In their defense as well, I have to mention that the Introductory Boxed Set is the product designed to ease players into BattleTech, so they do offer a less confusing option for new players, it's just out of print at the moment, and the new one is still in the works. I just had to learn BattleTech the harder, but more rewarding way by starting with Total Warfare first.
The Total Warfare hardcover is $39.99 USD, and the full color .PDF version can be had for just $15 USD. As I stated earlier, this is a true book in hardcover form, and it's full color throughout on premium quality glossy paper. I also forgot to mention that there's loads of really impressive BattleTech art to be found throughout the book, and tons of photos to boot.
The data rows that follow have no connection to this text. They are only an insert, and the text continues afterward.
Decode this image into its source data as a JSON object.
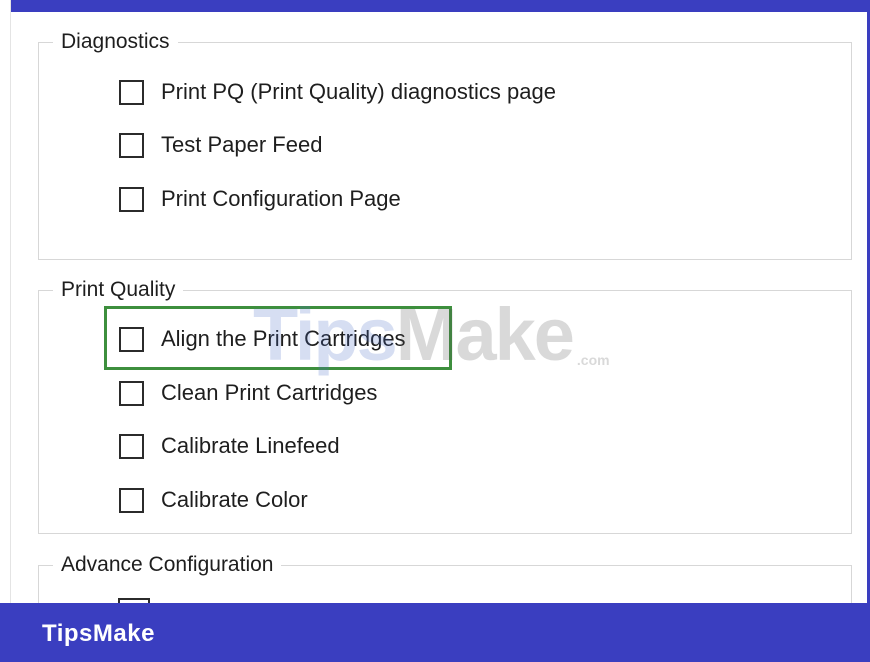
{
  "groups": {
    "diagnostics": {
      "legend": "Diagnostics",
      "options": [
        "Print PQ (Print Quality) diagnostics page",
        "Test Paper Feed",
        "Print Configuration Page"
      ]
    },
    "print_quality": {
      "legend": "Print Quality",
      "options": [
        "Align the Print Cartridges",
        "Clean Print Cartridges",
        "Calibrate Linefeed",
        "Calibrate Color"
      ],
      "highlighted_option": "Align the Print Cartridges"
    },
    "advance_configuration": {
      "legend": "Advance Configuration"
    }
  },
  "watermark": {
    "part1": "Tips",
    "part2": "M",
    "part3": "ake",
    "suffix": ".com"
  },
  "footer": {
    "brand": "TipsMake"
  },
  "colors": {
    "frame": "#3a3ec0",
    "highlight": "#3d8f3d",
    "footer_text": "#ffffff"
  }
}
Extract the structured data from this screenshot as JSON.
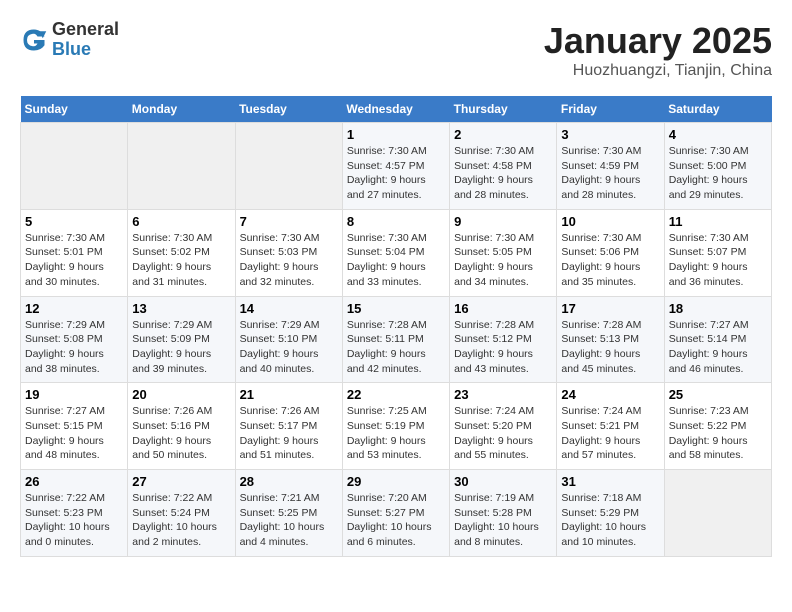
{
  "header": {
    "logo": {
      "general": "General",
      "blue": "Blue"
    },
    "title": "January 2025",
    "subtitle": "Huozhuangzi, Tianjin, China"
  },
  "weekdays": [
    "Sunday",
    "Monday",
    "Tuesday",
    "Wednesday",
    "Thursday",
    "Friday",
    "Saturday"
  ],
  "weeks": [
    [
      {
        "day": "",
        "info": ""
      },
      {
        "day": "",
        "info": ""
      },
      {
        "day": "",
        "info": ""
      },
      {
        "day": "1",
        "info": "Sunrise: 7:30 AM\nSunset: 4:57 PM\nDaylight: 9 hours and 27 minutes."
      },
      {
        "day": "2",
        "info": "Sunrise: 7:30 AM\nSunset: 4:58 PM\nDaylight: 9 hours and 28 minutes."
      },
      {
        "day": "3",
        "info": "Sunrise: 7:30 AM\nSunset: 4:59 PM\nDaylight: 9 hours and 28 minutes."
      },
      {
        "day": "4",
        "info": "Sunrise: 7:30 AM\nSunset: 5:00 PM\nDaylight: 9 hours and 29 minutes."
      }
    ],
    [
      {
        "day": "5",
        "info": "Sunrise: 7:30 AM\nSunset: 5:01 PM\nDaylight: 9 hours and 30 minutes."
      },
      {
        "day": "6",
        "info": "Sunrise: 7:30 AM\nSunset: 5:02 PM\nDaylight: 9 hours and 31 minutes."
      },
      {
        "day": "7",
        "info": "Sunrise: 7:30 AM\nSunset: 5:03 PM\nDaylight: 9 hours and 32 minutes."
      },
      {
        "day": "8",
        "info": "Sunrise: 7:30 AM\nSunset: 5:04 PM\nDaylight: 9 hours and 33 minutes."
      },
      {
        "day": "9",
        "info": "Sunrise: 7:30 AM\nSunset: 5:05 PM\nDaylight: 9 hours and 34 minutes."
      },
      {
        "day": "10",
        "info": "Sunrise: 7:30 AM\nSunset: 5:06 PM\nDaylight: 9 hours and 35 minutes."
      },
      {
        "day": "11",
        "info": "Sunrise: 7:30 AM\nSunset: 5:07 PM\nDaylight: 9 hours and 36 minutes."
      }
    ],
    [
      {
        "day": "12",
        "info": "Sunrise: 7:29 AM\nSunset: 5:08 PM\nDaylight: 9 hours and 38 minutes."
      },
      {
        "day": "13",
        "info": "Sunrise: 7:29 AM\nSunset: 5:09 PM\nDaylight: 9 hours and 39 minutes."
      },
      {
        "day": "14",
        "info": "Sunrise: 7:29 AM\nSunset: 5:10 PM\nDaylight: 9 hours and 40 minutes."
      },
      {
        "day": "15",
        "info": "Sunrise: 7:28 AM\nSunset: 5:11 PM\nDaylight: 9 hours and 42 minutes."
      },
      {
        "day": "16",
        "info": "Sunrise: 7:28 AM\nSunset: 5:12 PM\nDaylight: 9 hours and 43 minutes."
      },
      {
        "day": "17",
        "info": "Sunrise: 7:28 AM\nSunset: 5:13 PM\nDaylight: 9 hours and 45 minutes."
      },
      {
        "day": "18",
        "info": "Sunrise: 7:27 AM\nSunset: 5:14 PM\nDaylight: 9 hours and 46 minutes."
      }
    ],
    [
      {
        "day": "19",
        "info": "Sunrise: 7:27 AM\nSunset: 5:15 PM\nDaylight: 9 hours and 48 minutes."
      },
      {
        "day": "20",
        "info": "Sunrise: 7:26 AM\nSunset: 5:16 PM\nDaylight: 9 hours and 50 minutes."
      },
      {
        "day": "21",
        "info": "Sunrise: 7:26 AM\nSunset: 5:17 PM\nDaylight: 9 hours and 51 minutes."
      },
      {
        "day": "22",
        "info": "Sunrise: 7:25 AM\nSunset: 5:19 PM\nDaylight: 9 hours and 53 minutes."
      },
      {
        "day": "23",
        "info": "Sunrise: 7:24 AM\nSunset: 5:20 PM\nDaylight: 9 hours and 55 minutes."
      },
      {
        "day": "24",
        "info": "Sunrise: 7:24 AM\nSunset: 5:21 PM\nDaylight: 9 hours and 57 minutes."
      },
      {
        "day": "25",
        "info": "Sunrise: 7:23 AM\nSunset: 5:22 PM\nDaylight: 9 hours and 58 minutes."
      }
    ],
    [
      {
        "day": "26",
        "info": "Sunrise: 7:22 AM\nSunset: 5:23 PM\nDaylight: 10 hours and 0 minutes."
      },
      {
        "day": "27",
        "info": "Sunrise: 7:22 AM\nSunset: 5:24 PM\nDaylight: 10 hours and 2 minutes."
      },
      {
        "day": "28",
        "info": "Sunrise: 7:21 AM\nSunset: 5:25 PM\nDaylight: 10 hours and 4 minutes."
      },
      {
        "day": "29",
        "info": "Sunrise: 7:20 AM\nSunset: 5:27 PM\nDaylight: 10 hours and 6 minutes."
      },
      {
        "day": "30",
        "info": "Sunrise: 7:19 AM\nSunset: 5:28 PM\nDaylight: 10 hours and 8 minutes."
      },
      {
        "day": "31",
        "info": "Sunrise: 7:18 AM\nSunset: 5:29 PM\nDaylight: 10 hours and 10 minutes."
      },
      {
        "day": "",
        "info": ""
      }
    ]
  ]
}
Actually I'd go as far as saying that Total Warfare is easily as nice, or nicer than the books I've recently seen from Dream Pod 9 for Heavy Gear, and those are some of the best rulebooks I've seen to date visually speaking. I'd say the Catalyst Game Labs books are some of the very best that money can buy.
Now this is my review of the Total Warfare Core Rulebook for BattleTech, NOT my review of the game of BattleTech. I'm doing things a little differently this time out, as I normally review the rulebook and the game within the same article, but to do so for BattleTech has required a lot more words than I felt comfortable forcing someone to read all at once.
Having said that stay tuned for my in-depth review of the game of BattleTech, and the models from Iron Wind Metals for BattleTech as well, both of which are being posted as separate articles very soon.